First, congratulations on your amazing accomplishment! As I was reading I got all teary eyed because my husband and middle son are severely dyslexic and my daughter has a learning disability as well. Learning, reading, writing and speaking in public are all very difficult for them. I fully understand what an accomplishment this is for you. I am often amazed at my children's creativity of ideas and projects they come up with. My middle one builds amazing things out his Legos from the ideas he has in his head. My daughter always comes up with crafty creative ideas and more often ideas that are of benefit to mankind and the planet. My oldest son, who has no disabilities, often gets impatient with his siblings. This bothers me to no end and it often becomes a point of contention between us, but I know he gets it and I pity the fool who would do his siblings harm. I have full faith that my children will develop into kind, sweet, gentle, compassionate, and creative individuals. Your point of adaptation around your disability is true for all who have disabilities I see it daily with my husband and children. Thanks so much for sharing and being an inspiration to those around you.

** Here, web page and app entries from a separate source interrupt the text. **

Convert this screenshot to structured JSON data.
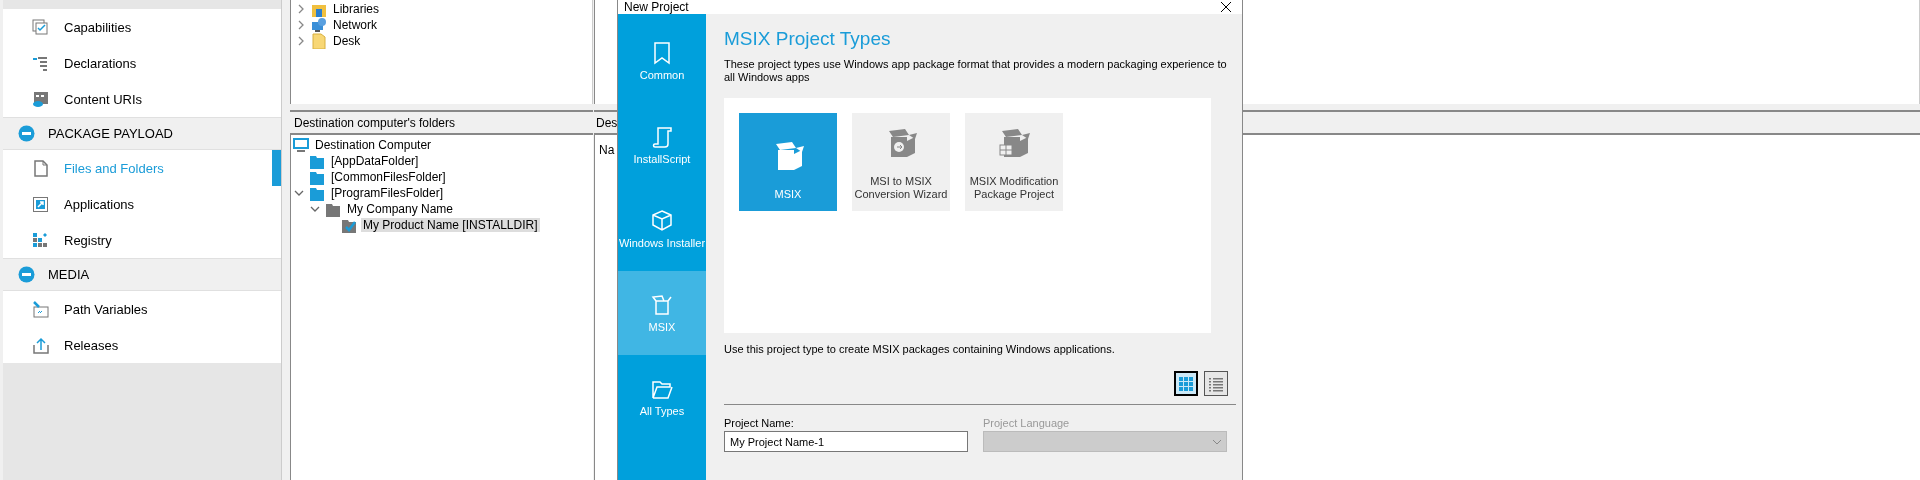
{
  "sidebar": {
    "sections": [
      {
        "items": [
          {
            "label": "Capabilities",
            "selected": false
          },
          {
            "label": "Declarations",
            "selected": false
          },
          {
            "label": "Content URIs",
            "selected": false
          }
        ]
      },
      {
        "title": "PACKAGE PAYLOAD",
        "expanded": true,
        "items": [
          {
            "label": "Files and Folders",
            "selected": true
          },
          {
            "label": "Applications",
            "selected": false
          },
          {
            "label": "Registry",
            "selected": false
          }
        ]
      },
      {
        "title": "MEDIA",
        "expanded": true,
        "items": [
          {
            "label": "Path Variables",
            "selected": false
          },
          {
            "label": "Releases",
            "selected": false
          }
        ]
      }
    ]
  },
  "source_tree": [
    {
      "label": "Libraries",
      "expanded": false
    },
    {
      "label": "Network",
      "expanded": false
    },
    {
      "label": "Desk",
      "expanded": false
    }
  ],
  "destination": {
    "header": "Destination computer's folders",
    "tree": [
      {
        "label": "Destination Computer",
        "selected": false,
        "children": [
          {
            "label": "[AppDataFolder]",
            "selected": false
          },
          {
            "label": "[CommonFilesFolder]",
            "selected": false
          },
          {
            "label": "[ProgramFilesFolder]",
            "selected": false,
            "expanded": true,
            "children": [
              {
                "label": "My Company Name",
                "selected": false,
                "expanded": true,
                "children": [
                  {
                    "label": "My Product Name [INSTALLDIR]",
                    "selected": true
                  }
                ]
              }
            ]
          }
        ]
      }
    ]
  },
  "files_pane": {
    "header": "Des",
    "column_1": "Na"
  },
  "dialog": {
    "title": "New Project",
    "nav": [
      {
        "label": "Common",
        "selected": false
      },
      {
        "label": "InstallScript",
        "selected": false
      },
      {
        "label": "Windows Installer",
        "selected": false
      },
      {
        "label": "MSIX",
        "selected": true
      },
      {
        "label": "All Types",
        "selected": false
      }
    ],
    "heading": "MSIX Project Types",
    "description": "These project types use Windows app package format that provides a modern packaging experience to all Windows apps",
    "project_types": [
      {
        "label": "MSIX",
        "selected": true
      },
      {
        "label": "MSI to MSIX Conversion Wizard",
        "selected": false
      },
      {
        "label": "MSIX Modification Package Project",
        "selected": false
      }
    ],
    "type_description": "Use this project type to create MSIX packages containing Windows applications.",
    "views": [
      {
        "kind": "grid",
        "selected": true
      },
      {
        "kind": "list",
        "selected": false
      }
    ],
    "project_name": {
      "label": "Project Name:",
      "value": "My Project Name-1"
    },
    "project_language": {
      "label": "Project Language",
      "disabled": true
    }
  }
}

Oksana Frewer said...

Susan, you are awesome person, I take my hat off to you!

Adrienne said...

Hi Arlee,

I'm a first time visitor to your blog but a regular reader of Susan's and I wanted to stop by to read her guest post.

What a wonderful post Susan and congratulations on the book. I never doubted for a second that you'd get that finished and I so admire the struggles you've had to overcome in life.

I know at times that's what makes us stronger but I'm so glad that you're now sharing your story with others.

Thank you Susan for this and loved your post. Hope you both enjoy the rest of your week.

~Adrienne

John Barton said...

HI Arlee, I have met Susan on many occasions through the internet social media but I never thought that she had dyslexia.
What a challenge but then what
resolve to do something about it even though it took time. This is a wonderful story and just
proves that if you have the will to do something you will achieve it.
Life is a constant battle to fight negativity against positivity! At the end of the day it is up to you - the individual. Don't let anyone detract from what you want to do and clearly Susan has fought her way to success!
Briefly I have had so many challenges in my life but as I get older I feel so much more in control of my life. Another first book? - I don't know - all I know is that Susan has certainly inspired me to think very seriously about it all.
Congratulations to Susan on her book and for being so honest.
Her friend John Barton

keepupweb said...

Arlee,
It's wonderful that you invited Susan to share her story on your blog. I've known Susan for quite a while now and I'm always surprised when she mentions her Dyslexia because you would certainly not know it if she hadn't shared that info with us.

Susan,
Again, congratulations on your book. As I've told you before (on your blog), your story is motivating and your illustrations are lovely. It's great to see you here on Arlee's blog.

Niekka McDonald said...

This is so inspiring! It is a testament of who you are. Instead of being a victim you found ways to achieve your dream. Not everyone is familiar with dyslexia thank you for sharing.

Mary Hill said...

I read the intro for the book. Sounds great. Congratulations on your accomplishment. My brother also had dyslexia. He went undiagnosed until later in life and despite the learning disability he became an officer in the Air Force and graduated college.

Mary-andering Creatively

Mary-andering Among the Pages

Meredith Wouters said...

Your story is so inspiring Susan! I'm off now to read the other recommended posts on dyslexia. I have two close family members who struggle with it, and I'm always amazed at how they overcome! Thanks for sharing.